1. no, you're not seeing Will Elder's drawings and reading Harvey Kurtzman's words in Mad magazine... it's Jean Giraud (aka sacred cow Moebius) in Hara-Kiri # 35, January 1964 (the first Moebius signature appeared in issue # 28, May 1963);
2. the daily life circus in "Le petit cirque" (Hara-Kiri # 39, May, 1964);
3. first strip of page 27 as it was published in Le Matin de Paris (image caught, here: http://miiraslimake.over-blog.com/archive-11-27-2007.html);
4. the same strip is now a faked two pager in the Flammarion book (the panels of the verso page lost their continuity - in the newspaper they were a split panel - and the repetition is awkward; a tree was added to tidy things up, perhaps?);

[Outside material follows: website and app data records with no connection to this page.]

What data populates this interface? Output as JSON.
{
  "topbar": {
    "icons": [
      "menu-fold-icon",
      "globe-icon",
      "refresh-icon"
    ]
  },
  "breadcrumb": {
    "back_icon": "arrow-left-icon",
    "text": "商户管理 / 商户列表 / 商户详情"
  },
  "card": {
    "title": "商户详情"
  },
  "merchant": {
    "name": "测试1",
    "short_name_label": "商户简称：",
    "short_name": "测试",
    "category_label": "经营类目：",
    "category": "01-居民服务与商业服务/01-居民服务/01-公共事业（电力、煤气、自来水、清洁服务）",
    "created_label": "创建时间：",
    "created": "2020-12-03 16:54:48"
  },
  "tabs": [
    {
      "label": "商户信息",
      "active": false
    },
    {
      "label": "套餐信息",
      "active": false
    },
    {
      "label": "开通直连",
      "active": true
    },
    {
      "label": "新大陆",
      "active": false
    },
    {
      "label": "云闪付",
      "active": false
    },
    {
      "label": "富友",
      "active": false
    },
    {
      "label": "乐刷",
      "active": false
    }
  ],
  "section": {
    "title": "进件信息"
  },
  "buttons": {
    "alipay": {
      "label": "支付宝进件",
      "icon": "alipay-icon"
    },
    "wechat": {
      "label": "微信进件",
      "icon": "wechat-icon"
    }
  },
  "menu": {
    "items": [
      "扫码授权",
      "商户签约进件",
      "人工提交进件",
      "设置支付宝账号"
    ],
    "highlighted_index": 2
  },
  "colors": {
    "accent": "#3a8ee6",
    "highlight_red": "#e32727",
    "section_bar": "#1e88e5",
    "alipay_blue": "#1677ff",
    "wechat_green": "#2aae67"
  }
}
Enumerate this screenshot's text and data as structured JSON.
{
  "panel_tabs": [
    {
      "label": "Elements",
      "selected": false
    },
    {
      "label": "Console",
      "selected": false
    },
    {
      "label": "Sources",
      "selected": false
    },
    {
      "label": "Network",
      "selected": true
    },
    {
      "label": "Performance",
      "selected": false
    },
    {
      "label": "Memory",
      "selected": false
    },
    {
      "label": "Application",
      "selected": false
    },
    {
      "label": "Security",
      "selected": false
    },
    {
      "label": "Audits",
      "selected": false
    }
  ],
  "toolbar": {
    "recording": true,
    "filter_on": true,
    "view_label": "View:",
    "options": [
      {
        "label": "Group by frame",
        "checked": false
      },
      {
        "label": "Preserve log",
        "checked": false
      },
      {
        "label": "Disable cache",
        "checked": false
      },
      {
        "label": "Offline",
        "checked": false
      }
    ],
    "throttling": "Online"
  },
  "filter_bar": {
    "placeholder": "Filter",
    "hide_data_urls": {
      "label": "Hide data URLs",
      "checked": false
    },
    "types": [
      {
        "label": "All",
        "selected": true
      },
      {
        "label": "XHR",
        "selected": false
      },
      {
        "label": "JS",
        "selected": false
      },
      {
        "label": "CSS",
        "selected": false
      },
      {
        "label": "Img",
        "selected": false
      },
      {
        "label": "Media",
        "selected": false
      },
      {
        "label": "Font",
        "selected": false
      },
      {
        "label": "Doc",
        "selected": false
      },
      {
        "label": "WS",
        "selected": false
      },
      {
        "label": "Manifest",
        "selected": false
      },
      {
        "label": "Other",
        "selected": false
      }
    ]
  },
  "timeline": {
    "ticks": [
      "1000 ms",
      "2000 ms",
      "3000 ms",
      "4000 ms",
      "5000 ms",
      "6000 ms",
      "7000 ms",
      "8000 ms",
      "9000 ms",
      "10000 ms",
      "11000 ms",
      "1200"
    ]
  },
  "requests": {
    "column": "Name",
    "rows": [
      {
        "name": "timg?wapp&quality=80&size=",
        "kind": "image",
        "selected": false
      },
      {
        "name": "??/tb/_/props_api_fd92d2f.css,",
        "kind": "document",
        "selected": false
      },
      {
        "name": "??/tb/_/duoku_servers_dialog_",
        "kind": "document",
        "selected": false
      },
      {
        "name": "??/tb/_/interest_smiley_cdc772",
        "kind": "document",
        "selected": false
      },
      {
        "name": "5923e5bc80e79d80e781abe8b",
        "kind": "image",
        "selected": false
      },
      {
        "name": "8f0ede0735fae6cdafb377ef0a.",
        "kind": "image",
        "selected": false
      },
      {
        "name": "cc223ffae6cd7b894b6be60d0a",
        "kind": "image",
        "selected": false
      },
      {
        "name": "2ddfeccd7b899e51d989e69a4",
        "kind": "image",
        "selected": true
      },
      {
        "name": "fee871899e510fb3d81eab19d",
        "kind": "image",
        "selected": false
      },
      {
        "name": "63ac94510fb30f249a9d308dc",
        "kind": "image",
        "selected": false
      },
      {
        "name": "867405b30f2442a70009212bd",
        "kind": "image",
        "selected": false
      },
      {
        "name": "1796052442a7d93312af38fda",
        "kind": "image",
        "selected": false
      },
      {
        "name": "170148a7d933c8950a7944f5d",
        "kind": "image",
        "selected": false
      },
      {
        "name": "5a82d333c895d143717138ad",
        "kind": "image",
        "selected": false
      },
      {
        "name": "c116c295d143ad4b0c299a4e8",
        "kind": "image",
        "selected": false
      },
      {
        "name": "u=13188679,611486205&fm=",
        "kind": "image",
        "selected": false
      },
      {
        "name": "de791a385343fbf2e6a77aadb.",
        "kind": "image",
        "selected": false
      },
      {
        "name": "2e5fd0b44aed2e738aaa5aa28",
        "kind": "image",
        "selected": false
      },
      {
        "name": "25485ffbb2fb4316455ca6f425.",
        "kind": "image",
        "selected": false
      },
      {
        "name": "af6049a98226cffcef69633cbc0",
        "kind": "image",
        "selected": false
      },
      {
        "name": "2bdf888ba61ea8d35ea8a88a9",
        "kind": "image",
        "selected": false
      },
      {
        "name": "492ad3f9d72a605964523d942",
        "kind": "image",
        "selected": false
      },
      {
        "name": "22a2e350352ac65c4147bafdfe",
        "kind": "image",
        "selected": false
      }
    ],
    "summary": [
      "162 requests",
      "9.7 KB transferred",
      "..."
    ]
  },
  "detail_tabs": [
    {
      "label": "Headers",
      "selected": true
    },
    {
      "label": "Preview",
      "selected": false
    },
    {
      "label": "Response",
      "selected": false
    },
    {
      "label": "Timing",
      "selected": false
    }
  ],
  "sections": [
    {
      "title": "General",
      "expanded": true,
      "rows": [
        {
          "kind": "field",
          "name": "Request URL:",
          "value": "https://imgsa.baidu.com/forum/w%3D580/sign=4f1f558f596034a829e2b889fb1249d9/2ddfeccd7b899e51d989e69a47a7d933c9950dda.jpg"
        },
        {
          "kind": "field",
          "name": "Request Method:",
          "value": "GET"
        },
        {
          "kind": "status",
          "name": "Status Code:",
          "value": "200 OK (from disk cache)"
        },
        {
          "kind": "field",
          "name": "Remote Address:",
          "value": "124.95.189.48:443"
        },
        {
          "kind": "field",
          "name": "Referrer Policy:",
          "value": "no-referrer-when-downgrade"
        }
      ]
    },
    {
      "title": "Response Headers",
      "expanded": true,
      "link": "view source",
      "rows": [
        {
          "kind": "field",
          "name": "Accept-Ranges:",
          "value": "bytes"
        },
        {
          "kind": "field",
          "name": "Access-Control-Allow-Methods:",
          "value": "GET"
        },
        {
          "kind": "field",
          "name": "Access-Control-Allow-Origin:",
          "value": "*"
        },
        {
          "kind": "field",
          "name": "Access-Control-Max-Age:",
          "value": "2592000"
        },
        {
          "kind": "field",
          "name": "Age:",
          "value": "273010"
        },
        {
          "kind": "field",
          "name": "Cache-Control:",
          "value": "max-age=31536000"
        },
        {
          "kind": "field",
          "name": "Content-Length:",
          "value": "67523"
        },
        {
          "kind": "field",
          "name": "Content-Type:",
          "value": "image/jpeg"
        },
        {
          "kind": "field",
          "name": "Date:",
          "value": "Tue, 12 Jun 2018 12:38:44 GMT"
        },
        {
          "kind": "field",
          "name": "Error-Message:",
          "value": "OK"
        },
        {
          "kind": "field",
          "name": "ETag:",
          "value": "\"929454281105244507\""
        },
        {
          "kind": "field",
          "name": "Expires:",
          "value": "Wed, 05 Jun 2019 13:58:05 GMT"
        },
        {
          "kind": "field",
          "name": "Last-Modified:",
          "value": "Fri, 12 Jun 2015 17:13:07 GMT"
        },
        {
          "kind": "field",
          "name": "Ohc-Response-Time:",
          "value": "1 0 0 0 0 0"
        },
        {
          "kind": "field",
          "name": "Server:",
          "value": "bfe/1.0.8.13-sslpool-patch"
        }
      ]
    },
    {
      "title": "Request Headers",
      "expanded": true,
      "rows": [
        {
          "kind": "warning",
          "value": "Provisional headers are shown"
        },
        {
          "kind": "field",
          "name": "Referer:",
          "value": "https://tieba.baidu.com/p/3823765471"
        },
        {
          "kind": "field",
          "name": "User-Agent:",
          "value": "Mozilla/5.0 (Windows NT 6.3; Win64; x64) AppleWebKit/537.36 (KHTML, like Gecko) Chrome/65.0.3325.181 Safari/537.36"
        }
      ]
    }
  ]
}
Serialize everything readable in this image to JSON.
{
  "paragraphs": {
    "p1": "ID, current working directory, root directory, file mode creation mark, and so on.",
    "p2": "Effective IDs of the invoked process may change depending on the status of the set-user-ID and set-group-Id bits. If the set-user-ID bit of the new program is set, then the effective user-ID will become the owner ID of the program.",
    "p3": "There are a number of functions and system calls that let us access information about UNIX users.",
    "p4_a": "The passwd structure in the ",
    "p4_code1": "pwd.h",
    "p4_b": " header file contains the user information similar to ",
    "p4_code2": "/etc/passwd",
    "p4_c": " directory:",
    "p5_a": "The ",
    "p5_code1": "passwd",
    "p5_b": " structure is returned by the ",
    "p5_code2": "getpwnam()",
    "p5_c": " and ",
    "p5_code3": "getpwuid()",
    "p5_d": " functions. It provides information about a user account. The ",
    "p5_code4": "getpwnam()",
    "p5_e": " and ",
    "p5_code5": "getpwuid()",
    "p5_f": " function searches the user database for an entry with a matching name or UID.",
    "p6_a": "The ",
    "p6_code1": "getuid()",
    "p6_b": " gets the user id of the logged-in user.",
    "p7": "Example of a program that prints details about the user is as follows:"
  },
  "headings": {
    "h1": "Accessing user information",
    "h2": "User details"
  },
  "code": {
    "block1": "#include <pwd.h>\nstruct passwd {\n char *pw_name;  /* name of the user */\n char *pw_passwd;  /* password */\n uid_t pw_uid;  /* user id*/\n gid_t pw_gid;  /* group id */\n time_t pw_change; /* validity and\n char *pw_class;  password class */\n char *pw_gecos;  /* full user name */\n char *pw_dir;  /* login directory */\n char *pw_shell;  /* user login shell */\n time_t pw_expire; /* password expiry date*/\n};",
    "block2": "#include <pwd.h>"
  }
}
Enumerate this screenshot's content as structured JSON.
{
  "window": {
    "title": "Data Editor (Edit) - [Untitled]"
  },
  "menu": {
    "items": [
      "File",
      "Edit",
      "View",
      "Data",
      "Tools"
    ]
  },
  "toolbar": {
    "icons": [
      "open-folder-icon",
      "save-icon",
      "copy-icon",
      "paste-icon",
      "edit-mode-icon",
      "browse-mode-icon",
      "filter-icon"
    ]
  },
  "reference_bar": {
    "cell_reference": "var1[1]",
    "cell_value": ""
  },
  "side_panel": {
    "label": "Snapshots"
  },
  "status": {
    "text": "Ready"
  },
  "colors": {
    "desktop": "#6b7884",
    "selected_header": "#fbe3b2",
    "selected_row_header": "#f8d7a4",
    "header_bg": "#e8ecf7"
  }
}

5. Jules and Fred at their most poetic ("Fish appear above the water glittering briefly... / ...like recollections when they climb to our memory."): see what I mean?;
6. "Yes, crow, God didn't do badly when He created nature... / ...but He miscreated men." (My translations.)

PS In his blog La Cárcel de Papel Álvaro Pons says that a lot of my ideas are radical: http://www.lacarceldepapel.com/2008/11/03/luneros-nuff-said/. I'm not quite sure if I understand what he means (and I accept my radicality if he meant that I'm far away from the comics milieu's spectrum's center), but I've been accused of something similar before: João Miguel Tavares said that my statements are too definitive: http://www.bedeteca.com/index.php?pageID=recortes&recortesID=725. Matthias Wivel said the same thing: http://www.metabunker.dk/?p=1590#more-1590.
Two points: (1) I said that what I called "the cow herd" (the artists behind the comics milieu's children's comics canon) are great draughtsmen (no women in there, I suppose) and great storytellers; this doesn't seem too definitive and too radical to me; (2) if they're the sacred cows who worships them?, who doesn't accept a single criticism in these gods' direction? Aliena vitia in oculis habemus, a tergo nostra sunt, and all that?...